Segment Start: Provided data
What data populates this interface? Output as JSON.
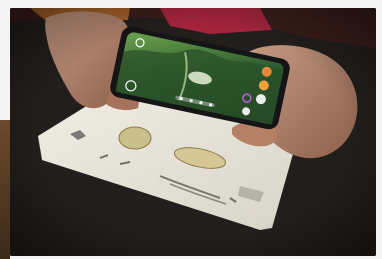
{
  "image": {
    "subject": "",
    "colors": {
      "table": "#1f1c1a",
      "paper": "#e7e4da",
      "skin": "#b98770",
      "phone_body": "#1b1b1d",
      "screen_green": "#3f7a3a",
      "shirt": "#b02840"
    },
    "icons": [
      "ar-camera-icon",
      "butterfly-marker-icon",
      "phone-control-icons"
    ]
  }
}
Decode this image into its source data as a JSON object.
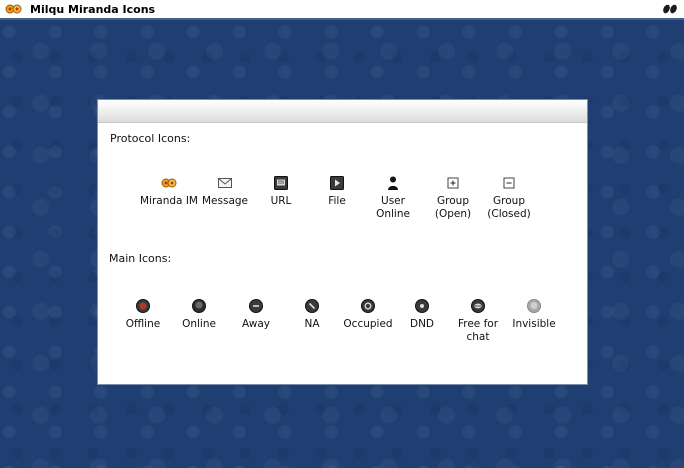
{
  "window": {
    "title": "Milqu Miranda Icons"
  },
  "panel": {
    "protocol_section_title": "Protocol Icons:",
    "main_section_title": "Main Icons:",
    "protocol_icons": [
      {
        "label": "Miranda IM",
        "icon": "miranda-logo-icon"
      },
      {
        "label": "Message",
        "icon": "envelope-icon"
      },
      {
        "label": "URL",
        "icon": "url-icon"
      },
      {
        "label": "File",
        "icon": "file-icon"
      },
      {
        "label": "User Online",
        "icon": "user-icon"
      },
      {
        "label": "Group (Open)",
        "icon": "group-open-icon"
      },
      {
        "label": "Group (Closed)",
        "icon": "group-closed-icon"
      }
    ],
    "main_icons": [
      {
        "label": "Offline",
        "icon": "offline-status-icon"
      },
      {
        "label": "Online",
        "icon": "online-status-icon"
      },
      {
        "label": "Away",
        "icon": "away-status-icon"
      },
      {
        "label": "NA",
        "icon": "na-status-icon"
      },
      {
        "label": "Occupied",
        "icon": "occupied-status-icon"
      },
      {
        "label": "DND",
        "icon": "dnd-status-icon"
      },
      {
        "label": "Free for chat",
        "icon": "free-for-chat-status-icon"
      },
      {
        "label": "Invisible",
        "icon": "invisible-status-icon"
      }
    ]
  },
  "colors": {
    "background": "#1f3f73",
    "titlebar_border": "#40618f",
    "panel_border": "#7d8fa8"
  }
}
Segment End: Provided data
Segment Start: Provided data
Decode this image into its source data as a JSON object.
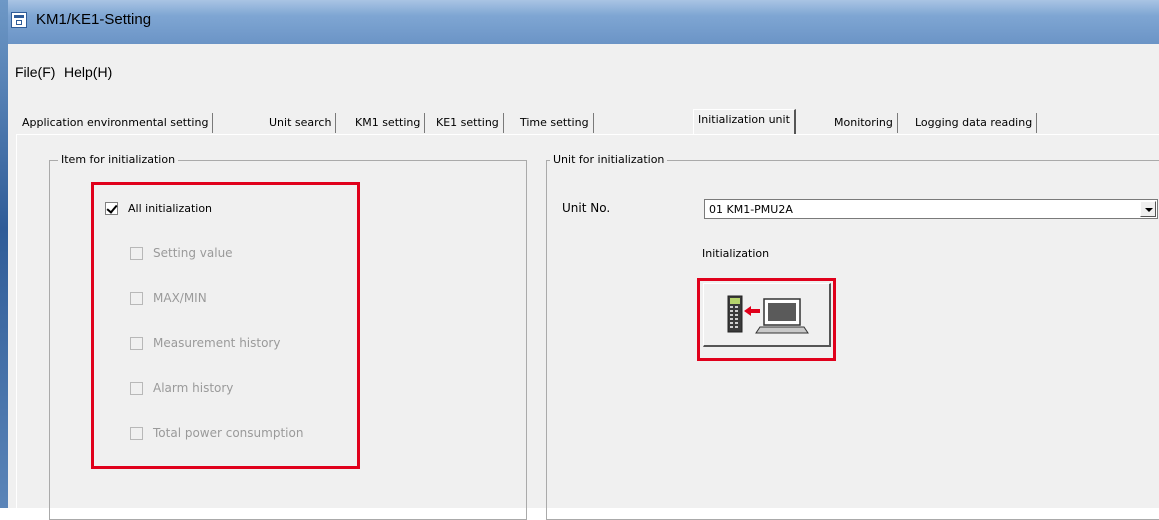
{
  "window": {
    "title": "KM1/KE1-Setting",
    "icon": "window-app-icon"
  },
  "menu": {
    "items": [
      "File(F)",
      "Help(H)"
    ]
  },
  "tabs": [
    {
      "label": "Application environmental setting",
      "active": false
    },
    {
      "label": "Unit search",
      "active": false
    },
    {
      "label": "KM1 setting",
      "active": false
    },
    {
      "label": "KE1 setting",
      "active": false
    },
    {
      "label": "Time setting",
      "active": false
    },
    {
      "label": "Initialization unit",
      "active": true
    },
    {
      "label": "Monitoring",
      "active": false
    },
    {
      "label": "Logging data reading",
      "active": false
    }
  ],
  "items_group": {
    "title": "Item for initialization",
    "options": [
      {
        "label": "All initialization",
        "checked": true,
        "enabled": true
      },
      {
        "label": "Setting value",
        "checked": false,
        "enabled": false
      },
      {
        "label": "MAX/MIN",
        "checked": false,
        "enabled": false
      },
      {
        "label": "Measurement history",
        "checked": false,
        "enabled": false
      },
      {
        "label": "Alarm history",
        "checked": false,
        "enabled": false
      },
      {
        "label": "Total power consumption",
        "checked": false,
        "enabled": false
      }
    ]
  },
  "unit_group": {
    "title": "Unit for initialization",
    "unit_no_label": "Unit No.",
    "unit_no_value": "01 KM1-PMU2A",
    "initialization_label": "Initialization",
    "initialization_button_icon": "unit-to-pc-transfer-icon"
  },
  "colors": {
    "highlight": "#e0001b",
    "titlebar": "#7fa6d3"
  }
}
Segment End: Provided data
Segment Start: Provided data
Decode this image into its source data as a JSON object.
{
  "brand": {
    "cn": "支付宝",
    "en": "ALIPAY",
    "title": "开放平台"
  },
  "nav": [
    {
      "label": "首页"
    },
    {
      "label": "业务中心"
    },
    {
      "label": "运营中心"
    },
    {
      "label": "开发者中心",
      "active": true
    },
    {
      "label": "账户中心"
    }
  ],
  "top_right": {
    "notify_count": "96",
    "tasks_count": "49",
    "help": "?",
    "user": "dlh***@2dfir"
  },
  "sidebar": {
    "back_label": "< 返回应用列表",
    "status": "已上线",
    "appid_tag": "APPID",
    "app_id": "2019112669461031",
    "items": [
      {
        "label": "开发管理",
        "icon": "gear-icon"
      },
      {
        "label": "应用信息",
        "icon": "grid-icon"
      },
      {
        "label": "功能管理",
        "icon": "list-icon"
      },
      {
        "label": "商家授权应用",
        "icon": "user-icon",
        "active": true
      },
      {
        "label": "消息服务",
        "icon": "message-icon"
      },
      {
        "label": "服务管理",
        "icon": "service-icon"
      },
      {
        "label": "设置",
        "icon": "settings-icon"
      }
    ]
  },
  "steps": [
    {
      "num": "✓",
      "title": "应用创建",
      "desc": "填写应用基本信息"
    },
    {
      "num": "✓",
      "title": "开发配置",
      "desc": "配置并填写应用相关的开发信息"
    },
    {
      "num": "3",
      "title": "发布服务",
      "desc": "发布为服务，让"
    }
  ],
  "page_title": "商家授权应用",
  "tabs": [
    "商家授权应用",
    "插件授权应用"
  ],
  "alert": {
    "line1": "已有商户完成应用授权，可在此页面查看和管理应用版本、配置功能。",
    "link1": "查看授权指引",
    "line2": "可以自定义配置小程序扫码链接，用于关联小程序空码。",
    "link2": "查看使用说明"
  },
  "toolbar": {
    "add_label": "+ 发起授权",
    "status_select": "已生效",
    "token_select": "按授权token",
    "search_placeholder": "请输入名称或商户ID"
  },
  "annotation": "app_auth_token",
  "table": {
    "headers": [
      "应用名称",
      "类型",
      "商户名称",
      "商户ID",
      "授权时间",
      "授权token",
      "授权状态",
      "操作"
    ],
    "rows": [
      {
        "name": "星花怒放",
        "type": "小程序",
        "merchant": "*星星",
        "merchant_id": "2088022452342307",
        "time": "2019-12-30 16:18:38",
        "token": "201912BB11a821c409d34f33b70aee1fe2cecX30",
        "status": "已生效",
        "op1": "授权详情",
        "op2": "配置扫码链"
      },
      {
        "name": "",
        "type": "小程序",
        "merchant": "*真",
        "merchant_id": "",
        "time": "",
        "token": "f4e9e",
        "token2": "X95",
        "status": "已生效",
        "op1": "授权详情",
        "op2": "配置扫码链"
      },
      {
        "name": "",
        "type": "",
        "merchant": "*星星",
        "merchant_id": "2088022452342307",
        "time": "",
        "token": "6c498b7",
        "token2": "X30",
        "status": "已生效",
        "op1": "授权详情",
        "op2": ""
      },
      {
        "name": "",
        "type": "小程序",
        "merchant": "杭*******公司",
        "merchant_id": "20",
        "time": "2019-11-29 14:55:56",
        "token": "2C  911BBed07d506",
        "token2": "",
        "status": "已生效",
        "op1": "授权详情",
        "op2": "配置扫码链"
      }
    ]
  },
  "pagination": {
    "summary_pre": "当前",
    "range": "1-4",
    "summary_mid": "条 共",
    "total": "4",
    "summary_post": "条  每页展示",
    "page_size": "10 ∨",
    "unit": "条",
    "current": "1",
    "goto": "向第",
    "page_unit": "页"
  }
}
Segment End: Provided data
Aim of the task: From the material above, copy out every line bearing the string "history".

Solution:
        "label": "Measurement history",
        "label": "Alarm history",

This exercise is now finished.